WHAT NEEDS TO BE DONE> Each record that follows must be printed exactly as given.

Data items>
↓↓↓
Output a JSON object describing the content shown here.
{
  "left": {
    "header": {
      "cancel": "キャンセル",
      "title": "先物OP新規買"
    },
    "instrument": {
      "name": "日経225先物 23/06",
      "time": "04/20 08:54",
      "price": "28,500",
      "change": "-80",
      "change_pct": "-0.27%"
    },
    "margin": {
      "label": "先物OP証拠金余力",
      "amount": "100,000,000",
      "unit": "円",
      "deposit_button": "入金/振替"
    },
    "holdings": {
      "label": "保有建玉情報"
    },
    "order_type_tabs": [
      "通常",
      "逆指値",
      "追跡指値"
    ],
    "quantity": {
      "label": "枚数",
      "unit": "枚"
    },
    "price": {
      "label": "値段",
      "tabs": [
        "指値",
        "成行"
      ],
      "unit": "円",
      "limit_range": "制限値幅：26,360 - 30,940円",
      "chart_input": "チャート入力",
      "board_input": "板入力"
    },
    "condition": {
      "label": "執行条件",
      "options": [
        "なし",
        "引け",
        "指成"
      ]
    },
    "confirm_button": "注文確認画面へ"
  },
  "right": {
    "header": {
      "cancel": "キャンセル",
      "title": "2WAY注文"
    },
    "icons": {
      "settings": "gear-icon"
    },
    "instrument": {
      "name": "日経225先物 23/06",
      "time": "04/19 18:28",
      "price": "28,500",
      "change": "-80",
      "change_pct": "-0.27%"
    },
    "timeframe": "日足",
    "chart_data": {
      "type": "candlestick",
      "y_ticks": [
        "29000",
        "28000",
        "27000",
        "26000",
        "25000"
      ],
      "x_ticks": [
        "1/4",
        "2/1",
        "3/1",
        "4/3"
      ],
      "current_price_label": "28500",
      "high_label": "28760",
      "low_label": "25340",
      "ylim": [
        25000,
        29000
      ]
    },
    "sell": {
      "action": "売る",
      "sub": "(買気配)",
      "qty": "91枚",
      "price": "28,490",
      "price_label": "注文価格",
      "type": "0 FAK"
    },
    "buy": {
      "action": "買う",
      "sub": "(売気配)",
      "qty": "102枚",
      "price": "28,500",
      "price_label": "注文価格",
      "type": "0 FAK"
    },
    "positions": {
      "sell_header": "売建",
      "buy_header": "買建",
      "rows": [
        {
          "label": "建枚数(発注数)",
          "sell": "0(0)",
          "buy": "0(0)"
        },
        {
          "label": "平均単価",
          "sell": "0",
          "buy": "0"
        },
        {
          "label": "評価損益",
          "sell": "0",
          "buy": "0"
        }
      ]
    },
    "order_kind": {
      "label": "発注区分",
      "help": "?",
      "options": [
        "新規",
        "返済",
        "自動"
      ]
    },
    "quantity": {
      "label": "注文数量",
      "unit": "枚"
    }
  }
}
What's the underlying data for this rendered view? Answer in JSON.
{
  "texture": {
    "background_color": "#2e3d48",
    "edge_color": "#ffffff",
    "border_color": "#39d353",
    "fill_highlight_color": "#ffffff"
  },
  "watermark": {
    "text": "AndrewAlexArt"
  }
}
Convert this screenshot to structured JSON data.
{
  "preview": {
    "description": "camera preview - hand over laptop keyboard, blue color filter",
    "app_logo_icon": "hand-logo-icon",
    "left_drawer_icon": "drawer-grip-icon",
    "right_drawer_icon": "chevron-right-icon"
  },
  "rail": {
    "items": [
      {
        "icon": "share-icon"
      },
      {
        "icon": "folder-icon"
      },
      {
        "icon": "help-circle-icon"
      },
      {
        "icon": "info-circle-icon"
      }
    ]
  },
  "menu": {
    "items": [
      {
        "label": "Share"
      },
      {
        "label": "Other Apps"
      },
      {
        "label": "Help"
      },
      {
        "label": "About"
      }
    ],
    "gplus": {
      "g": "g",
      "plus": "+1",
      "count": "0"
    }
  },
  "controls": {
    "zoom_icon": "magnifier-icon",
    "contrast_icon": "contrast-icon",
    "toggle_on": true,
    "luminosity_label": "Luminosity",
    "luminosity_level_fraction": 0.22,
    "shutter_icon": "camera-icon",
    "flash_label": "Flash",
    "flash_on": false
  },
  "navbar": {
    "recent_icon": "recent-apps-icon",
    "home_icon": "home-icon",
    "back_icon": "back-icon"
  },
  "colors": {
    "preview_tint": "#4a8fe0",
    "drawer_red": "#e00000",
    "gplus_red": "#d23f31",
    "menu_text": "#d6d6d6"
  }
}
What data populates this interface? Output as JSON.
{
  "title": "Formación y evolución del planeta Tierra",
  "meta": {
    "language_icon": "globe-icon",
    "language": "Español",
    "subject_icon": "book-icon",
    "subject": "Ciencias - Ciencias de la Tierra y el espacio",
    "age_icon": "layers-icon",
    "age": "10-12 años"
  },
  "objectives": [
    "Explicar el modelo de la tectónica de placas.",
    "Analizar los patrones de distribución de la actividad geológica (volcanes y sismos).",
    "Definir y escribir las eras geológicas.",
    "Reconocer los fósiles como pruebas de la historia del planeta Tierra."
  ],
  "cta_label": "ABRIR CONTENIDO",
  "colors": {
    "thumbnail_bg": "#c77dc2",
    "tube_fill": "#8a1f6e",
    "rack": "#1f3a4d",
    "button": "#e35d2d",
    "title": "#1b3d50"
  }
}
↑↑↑
REPLY TO THE TASK>
Output a JSON object describing the content shown here.
{
  "left": {
    "header": {
      "cancel": "キャンセル",
      "title": "先物OP新規買"
    },
    "instrument": {
      "name": "日経225先物 23/06",
      "time": "04/20 08:54",
      "price": "28,500",
      "change": "-80",
      "change_pct": "-0.27%"
    },
    "margin": {
      "label": "先物OP証拠金余力",
      "amount": "100,000,000",
      "unit": "円",
      "deposit_button": "入金/振替"
    },
    "holdings": {
      "label": "保有建玉情報"
    },
    "order_type_tabs": [
      "通常",
      "逆指値",
      "追跡指値"
    ],
    "quantity": {
      "label": "枚数",
      "unit": "枚"
    },
    "price": {
      "label": "値段",
      "tabs": [
        "指値",
        "成行"
      ],
      "unit": "円",
      "limit_range": "制限値幅：26,360 - 30,940円",
      "chart_input": "チャート入力",
      "board_input": "板入力"
    },
    "condition": {
      "label": "執行条件",
      "options": [
        "なし",
        "引け",
        "指成"
      ]
    },
    "confirm_button": "注文確認画面へ"
  },
  "right": {
    "header": {
      "cancel": "キャンセル",
      "title": "2WAY注文"
    },
    "icons": {
      "settings": "gear-icon"
    },
    "instrument": {
      "name": "日経225先物 23/06",
      "time": "04/19 18:28",
      "price": "28,500",
      "change": "-80",
      "change_pct": "-0.27%"
    },
    "timeframe": "日足",
    "chart_data": {
      "type": "candlestick",
      "y_ticks": [
        "29000",
        "28000",
        "27000",
        "26000",
        "25000"
      ],
      "x_ticks": [
        "1/4",
        "2/1",
        "3/1",
        "4/3"
      ],
      "current_price_label": "28500",
      "high_label": "28760",
      "low_label": "25340",
      "ylim": [
        25000,
        29000
      ]
    },
    "sell": {
      "action": "売る",
      "sub": "(買気配)",
      "qty": "91枚",
      "price": "28,490",
      "price_label": "注文価格",
      "type": "0 FAK"
    },
    "buy": {
      "action": "買う",
      "sub": "(売気配)",
      "qty": "102枚",
      "price": "28,500",
      "price_label": "注文価格",
      "type": "0 FAK"
    },
    "positions": {
      "sell_header": "売建",
      "buy_header": "買建",
      "rows": [
        {
          "label": "建枚数(発注数)",
          "sell": "0(0)",
          "buy": "0(0)"
        },
        {
          "label": "平均単価",
          "sell": "0",
          "buy": "0"
        },
        {
          "label": "評価損益",
          "sell": "0",
          "buy": "0"
        }
      ]
    },
    "order_kind": {
      "label": "発注区分",
      "help": "?",
      "options": [
        "新規",
        "返済",
        "自動"
      ]
    },
    "quantity": {
      "label": "注文数量",
      "unit": "枚"
    }
  }
}
What's the underlying data for this rendered view? Answer in JSON.
{
  "texture": {
    "background_color": "#2e3d48",
    "edge_color": "#ffffff",
    "border_color": "#39d353",
    "fill_highlight_color": "#ffffff"
  },
  "watermark": {
    "text": "AndrewAlexArt"
  }
}
Convert this screenshot to structured JSON data.
{
  "preview": {
    "description": "camera preview - hand over laptop keyboard, blue color filter",
    "app_logo_icon": "hand-logo-icon",
    "left_drawer_icon": "drawer-grip-icon",
    "right_drawer_icon": "chevron-right-icon"
  },
  "rail": {
    "items": [
      {
        "icon": "share-icon"
      },
      {
        "icon": "folder-icon"
      },
      {
        "icon": "help-circle-icon"
      },
      {
        "icon": "info-circle-icon"
      }
    ]
  },
  "menu": {
    "items": [
      {
        "label": "Share"
      },
      {
        "label": "Other Apps"
      },
      {
        "label": "Help"
      },
      {
        "label": "About"
      }
    ],
    "gplus": {
      "g": "g",
      "plus": "+1",
      "count": "0"
    }
  },
  "controls": {
    "zoom_icon": "magnifier-icon",
    "contrast_icon": "contrast-icon",
    "toggle_on": true,
    "luminosity_label": "Luminosity",
    "luminosity_level_fraction": 0.22,
    "shutter_icon": "camera-icon",
    "flash_label": "Flash",
    "flash_on": false
  },
  "navbar": {
    "recent_icon": "recent-apps-icon",
    "home_icon": "home-icon",
    "back_icon": "back-icon"
  },
  "colors": {
    "preview_tint": "#4a8fe0",
    "drawer_red": "#e00000",
    "gplus_red": "#d23f31",
    "menu_text": "#d6d6d6"
  }
}
What data populates this interface? Output as JSON.
{
  "title": "Formación y evolución del planeta Tierra",
  "meta": {
    "language_icon": "globe-icon",
    "language": "Español",
    "subject_icon": "book-icon",
    "subject": "Ciencias - Ciencias de la Tierra y el espacio",
    "age_icon": "layers-icon",
    "age": "10-12 años"
  },
  "objectives": [
    "Explicar el modelo de la tectónica de placas.",
    "Analizar los patrones de distribución de la actividad geológica (volcanes y sismos).",
    "Definir y escribir las eras geológicas.",
    "Reconocer los fósiles como pruebas de la historia del planeta Tierra."
  ],
  "cta_label": "ABRIR CONTENIDO",
  "colors": {
    "thumbnail_bg": "#c77dc2",
    "tube_fill": "#8a1f6e",
    "rack": "#1f3a4d",
    "button": "#e35d2d",
    "title": "#1b3d50"
  }
}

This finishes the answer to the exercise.